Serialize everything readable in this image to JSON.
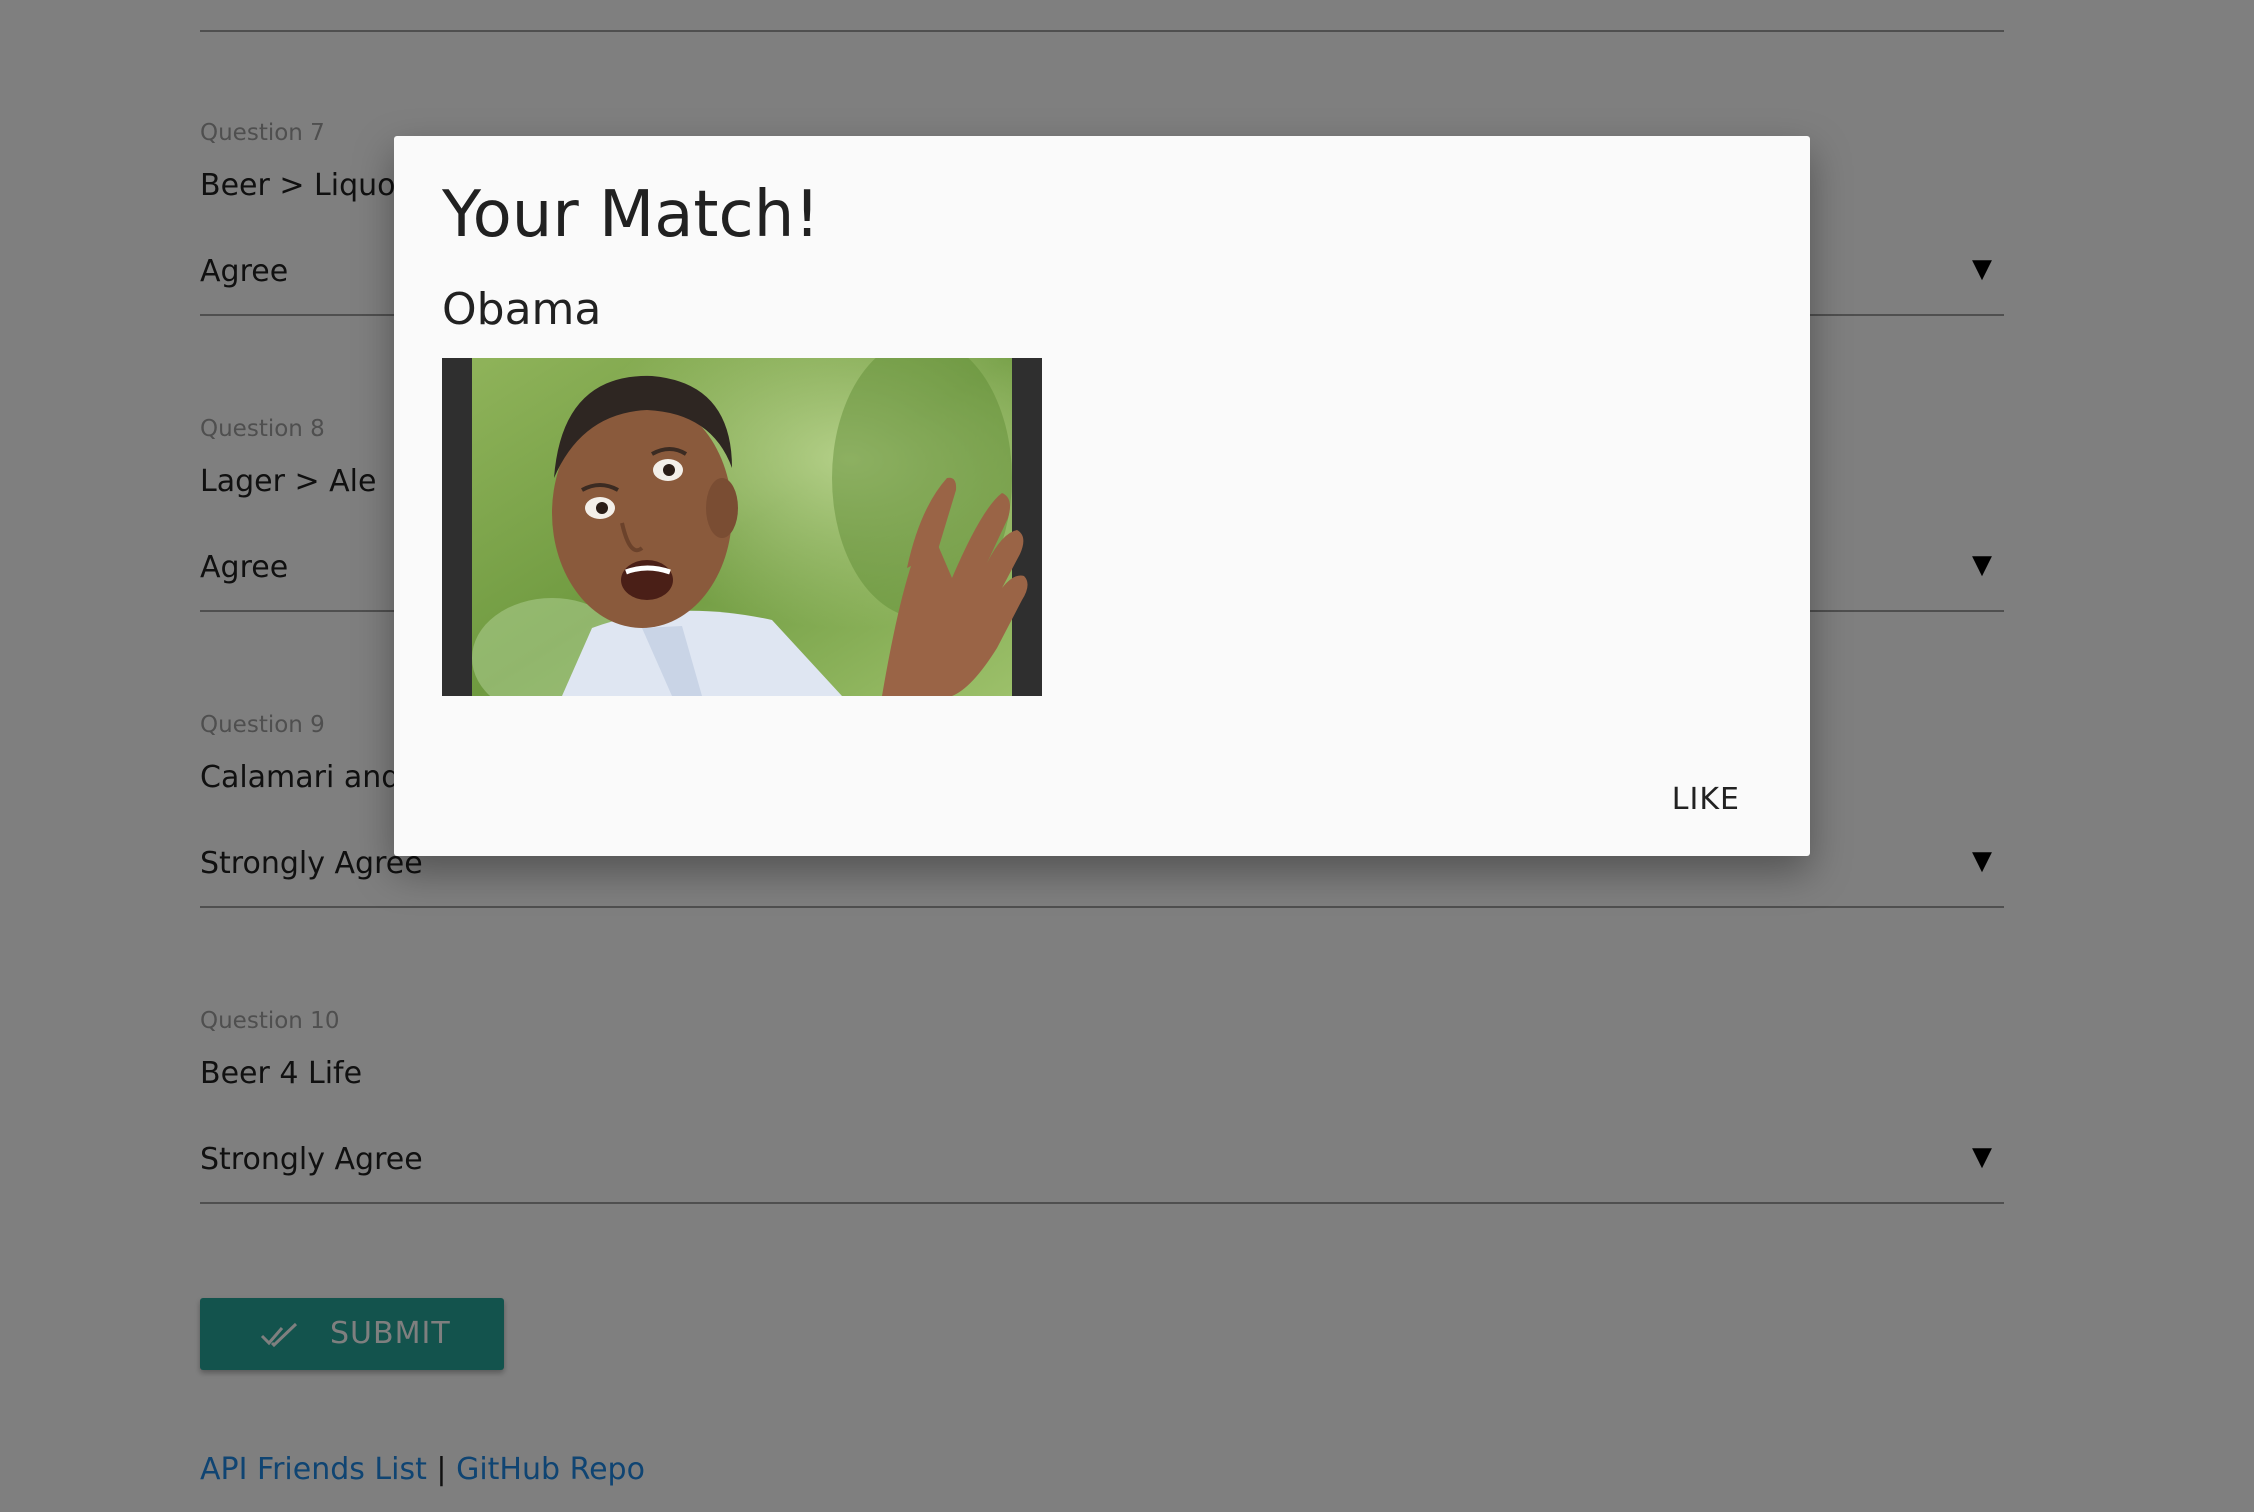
{
  "questions": [
    {
      "label": "Question 7",
      "text": "Beer > Liquor",
      "answer": "Agree"
    },
    {
      "label": "Question 8",
      "text": "Lager > Ale",
      "answer": "Agree"
    },
    {
      "label": "Question 9",
      "text": "Calamari and B",
      "answer": "Strongly Agree"
    },
    {
      "label": "Question 10",
      "text": "Beer 4 Life",
      "answer": "Strongly Agree"
    }
  ],
  "dropdown_arrow": "▼",
  "submit": {
    "label": "SUBMIT",
    "icon": "double-check-icon"
  },
  "footer": {
    "link1": "API Friends List",
    "separator": "|",
    "link2": "GitHub Repo"
  },
  "modal": {
    "title": "Your Match!",
    "name": "Obama",
    "like_label": "LIKE"
  },
  "colors": {
    "accent": "#26a69a",
    "link": "#1e88e5",
    "overlay": "rgba(0,0,0,0.5)"
  }
}
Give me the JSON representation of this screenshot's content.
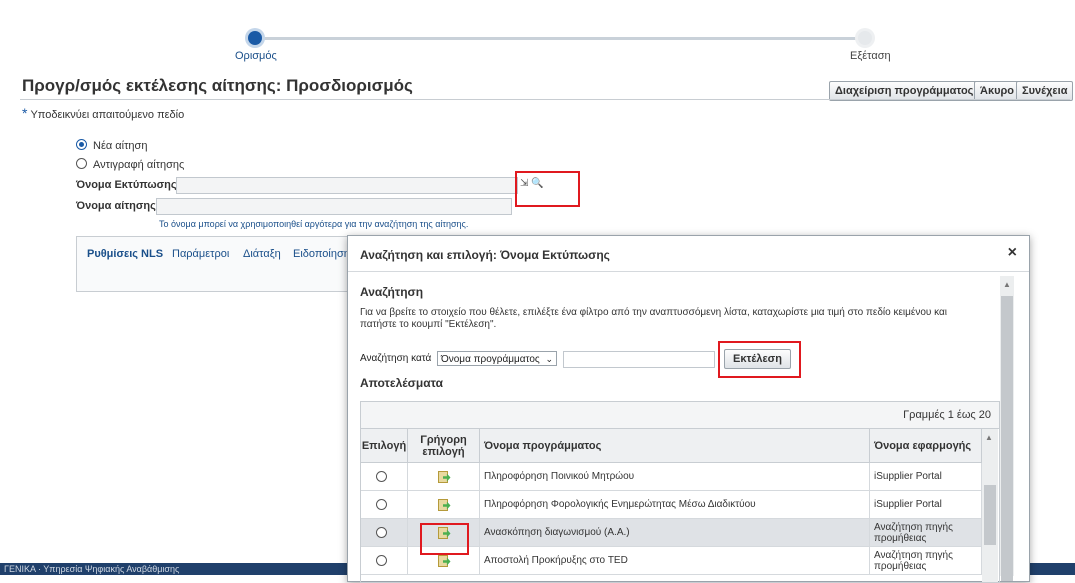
{
  "train": {
    "steps": [
      {
        "label": "Ορισμός"
      },
      {
        "label": "Εξέταση"
      }
    ]
  },
  "page": {
    "title": "Προγρ/σμός εκτέλεσης αίτησης: Προσδιορισμός"
  },
  "toolbar": {
    "manage_label": "Διαχείριση προγράμματος",
    "cancel_label": "Άκυρο",
    "continue_label": "Συνέχεια"
  },
  "required_note": "Υποδεικνύει απαιτούμενο πεδίο",
  "form": {
    "radio_new": "Νέα αίτηση",
    "radio_copy": "Αντιγραφή αίτησης",
    "print_name_label": "Όνομα Εκτύπωσης",
    "request_name_label": "Όνομα αίτησης",
    "hint": "Το όνομα μπορεί να χρησιμοποιηθεί αργότερα για την αναζήτηση της αίτησης."
  },
  "tabs": [
    "Ρυθμίσεις NLS",
    "Παράμετροι",
    "Διάταξη",
    "Ειδοποίηση"
  ],
  "footer_text": "ΓΕΝΙΚΑ · Υπηρεσία Ψηφιακής Αναβάθμισης",
  "dialog": {
    "title": "Αναζήτηση και επιλογή: Όνομα Εκτύπωσης",
    "close": "×",
    "search_heading": "Αναζήτηση",
    "instructions": "Για να βρείτε το στοιχείο που θέλετε, επιλέξτε ένα φίλτρο από την αναπτυσσόμενη λίστα, καταχωρίστε μια τιμή στο πεδίο κειμένου και πατήστε το κουμπί \"Εκτέλεση\".",
    "search_by_label": "Αναζήτηση κατά",
    "search_by_value": "Όνομα προγράμματος",
    "go_label": "Εκτέλεση",
    "results_heading": "Αποτελέσματα",
    "rows_label": "Γραμμές 1 έως 20",
    "columns": {
      "select": "Επιλογή",
      "quick": "Γρήγορη επιλογή",
      "program": "Όνομα προγράμματος",
      "app": "Όνομα εφαρμογής"
    },
    "rows": [
      {
        "program": "Πληροφόρηση Ποινικού Μητρώου",
        "app": "iSupplier Portal"
      },
      {
        "program": "Πληροφόρηση Φορολογικής Ενημερώτητας Μέσω Διαδικτύου",
        "app": "iSupplier Portal"
      },
      {
        "program": "Ανασκόπηση διαγωνισμού (Α.Α.)",
        "app": "Αναζήτηση πηγής προμήθειας"
      },
      {
        "program": "Αποστολή Προκήρυξης στο TED",
        "app": "Αναζήτηση πηγής προμήθειας"
      }
    ]
  },
  "colors": {
    "accent": "#1a5aa6",
    "highlight_box": "#e0191f",
    "selected_row": "#dfe2e6"
  }
}
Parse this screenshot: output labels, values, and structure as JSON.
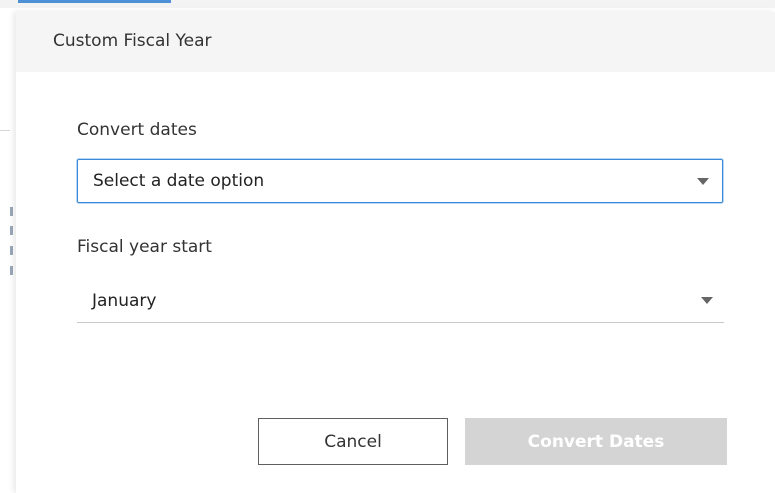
{
  "dialog": {
    "title": "Custom Fiscal Year"
  },
  "convert_dates": {
    "label": "Convert dates",
    "selected": "Select a date option"
  },
  "fiscal_year_start": {
    "label": "Fiscal year start",
    "selected": "January"
  },
  "actions": {
    "cancel_label": "Cancel",
    "convert_label": "Convert Dates",
    "convert_enabled": false
  },
  "colors": {
    "focus_border": "#3b8ad9",
    "disabled_button": "#d4d4d4",
    "header_bg": "#f5f5f5"
  },
  "icons": {
    "dropdown": "caret-down-icon"
  }
}
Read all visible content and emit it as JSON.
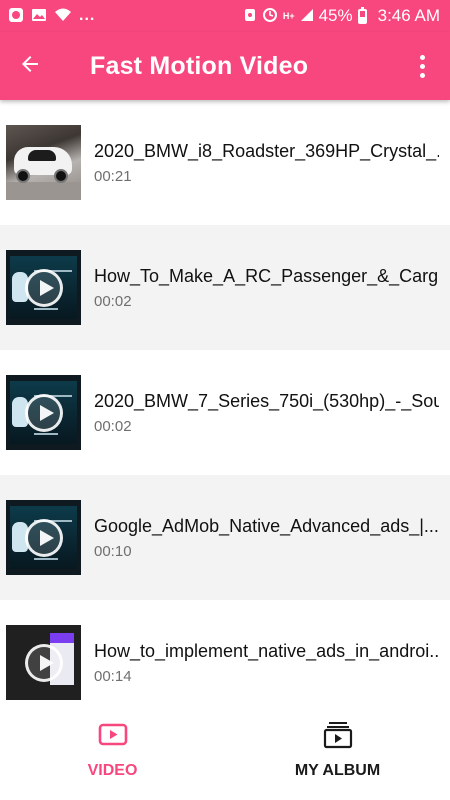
{
  "status_bar": {
    "battery": "45%",
    "time": "3:46 AM",
    "overflow_dots": "...",
    "signal_badge": "H+"
  },
  "app_bar": {
    "title": "Fast Motion Video",
    "back_icon": "arrow-back-icon",
    "menu_icon": "more-vert-icon"
  },
  "videos": [
    {
      "title": "2020_BMW_i8_Roadster_369HP_Crystal_...",
      "duration": "00:21",
      "thumb": "car"
    },
    {
      "title": "How_To_Make_A_RC_Passenger_&_Carg...",
      "duration": "00:02",
      "thumb": "dark"
    },
    {
      "title": "2020_BMW_7_Series_750i_(530hp)_-_Sou...",
      "duration": "00:02",
      "thumb": "dark"
    },
    {
      "title": "Google_AdMob_Native_Advanced_ads_|...",
      "duration": "00:10",
      "thumb": "dark"
    },
    {
      "title": "How_to_implement_native_ads_in_androi...",
      "duration": "00:14",
      "thumb": "phone"
    }
  ],
  "bottom_nav": {
    "video_label": "VIDEO",
    "album_label": "MY ALBUM",
    "active_tab": "VIDEO"
  },
  "colors": {
    "accent": "#f8477e",
    "row_alt": "#f3f3f3"
  }
}
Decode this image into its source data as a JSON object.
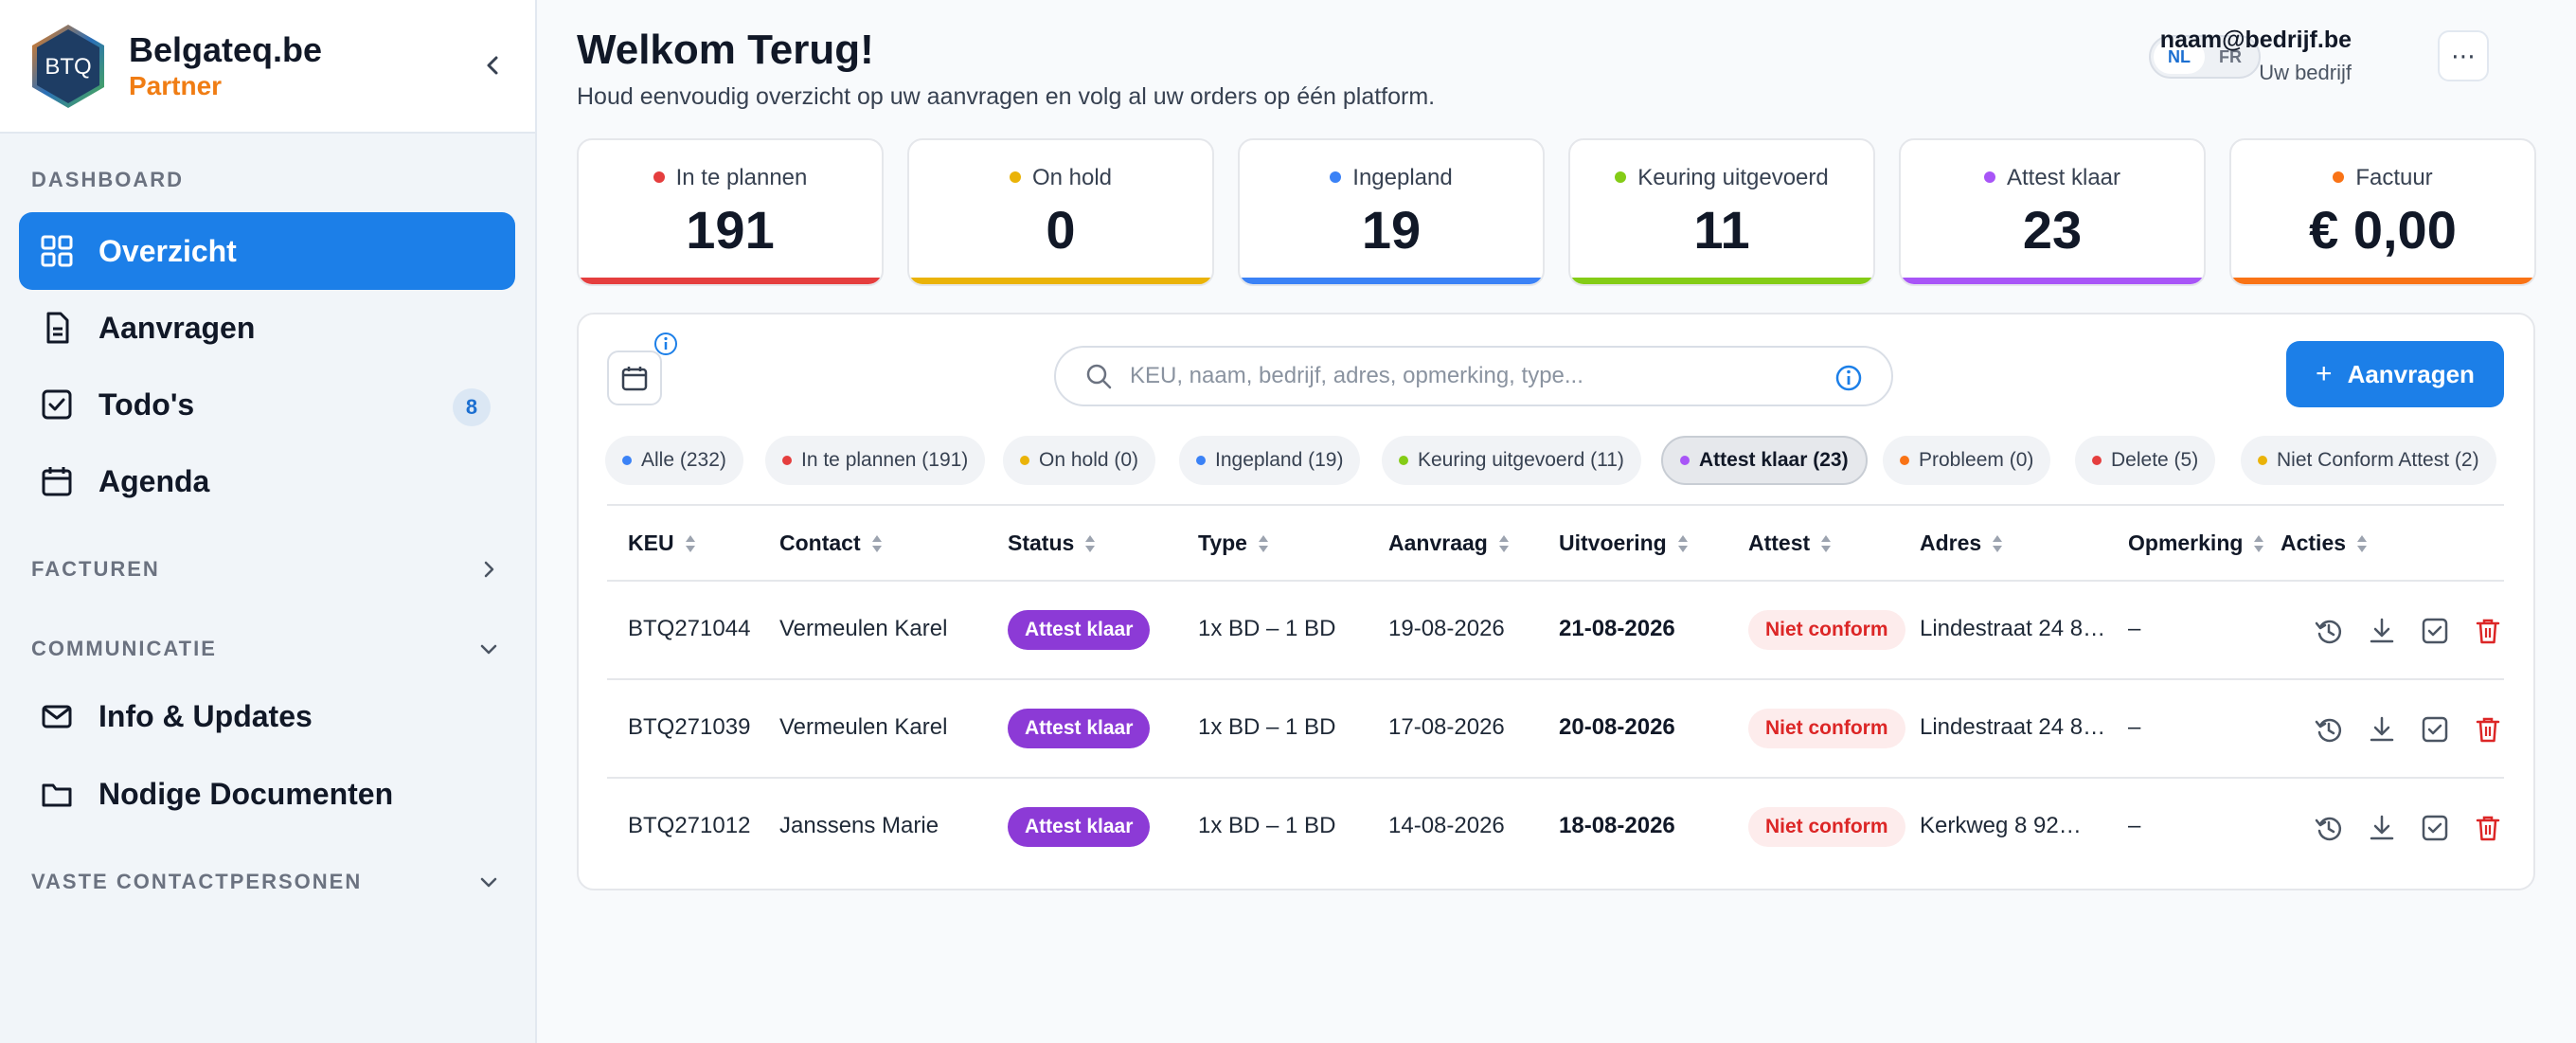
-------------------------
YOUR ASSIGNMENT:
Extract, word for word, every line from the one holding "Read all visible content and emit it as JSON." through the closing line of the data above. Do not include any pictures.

EXERCISE SOLUTION:
Read all visible content and emit it as JSON.
{
  "status_bar": {
    "battery": "45%",
    "time": "3:46 AM",
    "overflow_dots": "...",
    "signal_badge": "H+"
  },
  "app_bar": {
    "title": "Fast Motion Video",
    "back_icon": "arrow-back-icon",
    "menu_icon": "more-vert-icon"
  },
  "videos": [
    {
      "title": "2020_BMW_i8_Roadster_369HP_Crystal_...",
      "duration": "00:21",
      "thumb": "car"
    },
    {
      "title": "How_To_Make_A_RC_Passenger_&_Carg...",
      "duration": "00:02",
      "thumb": "dark"
    },
    {
      "title": "2020_BMW_7_Series_750i_(530hp)_-_Sou...",
      "duration": "00:02",
      "thumb": "dark"
    },
    {
      "title": "Google_AdMob_Native_Advanced_ads_|...",
      "duration": "00:10",
      "thumb": "dark"
    },
    {
      "title": "How_to_implement_native_ads_in_androi...",
      "duration": "00:14",
      "thumb": "phone"
    }
  ],
  "bottom_nav": {
    "video_label": "VIDEO",
    "album_label": "MY ALBUM",
    "active_tab": "VIDEO"
  },
  "colors": {
    "accent": "#f8477e",
    "row_alt": "#f3f3f3"
  }
}
Decode this image into its source data as a JSON object.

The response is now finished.